(INPUT DATA Opens)
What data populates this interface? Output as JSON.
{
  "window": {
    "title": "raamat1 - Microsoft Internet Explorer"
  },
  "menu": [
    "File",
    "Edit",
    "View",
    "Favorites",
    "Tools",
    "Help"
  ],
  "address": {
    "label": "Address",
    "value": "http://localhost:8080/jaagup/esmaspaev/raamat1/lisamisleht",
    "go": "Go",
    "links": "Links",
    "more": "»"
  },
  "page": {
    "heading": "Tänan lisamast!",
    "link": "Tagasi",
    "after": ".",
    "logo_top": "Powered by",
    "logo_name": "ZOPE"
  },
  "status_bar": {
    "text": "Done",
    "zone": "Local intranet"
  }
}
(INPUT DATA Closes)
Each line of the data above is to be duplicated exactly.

■ **SOLUTION FOR THIS TASK**:
What data populates this interface? Output as JSON.
{
  "window": {
    "title": "raamat1 - Microsoft Internet Explorer"
  },
  "menu": [
    "File",
    "Edit",
    "View",
    "Favorites",
    "Tools",
    "Help"
  ],
  "address": {
    "label": "Address",
    "value": "http://localhost:8080/jaagup/esmaspaev/raamat1/lisamisleht",
    "go": "Go",
    "links": "Links",
    "more": "»"
  },
  "page": {
    "heading": "Tänan lisamast!",
    "link": "Tagasi",
    "after": ".",
    "logo_top": "Powered by",
    "logo_name": "ZOPE"
  },
  "status_bar": {
    "text": "Done",
    "zone": "Local intranet"
  }
}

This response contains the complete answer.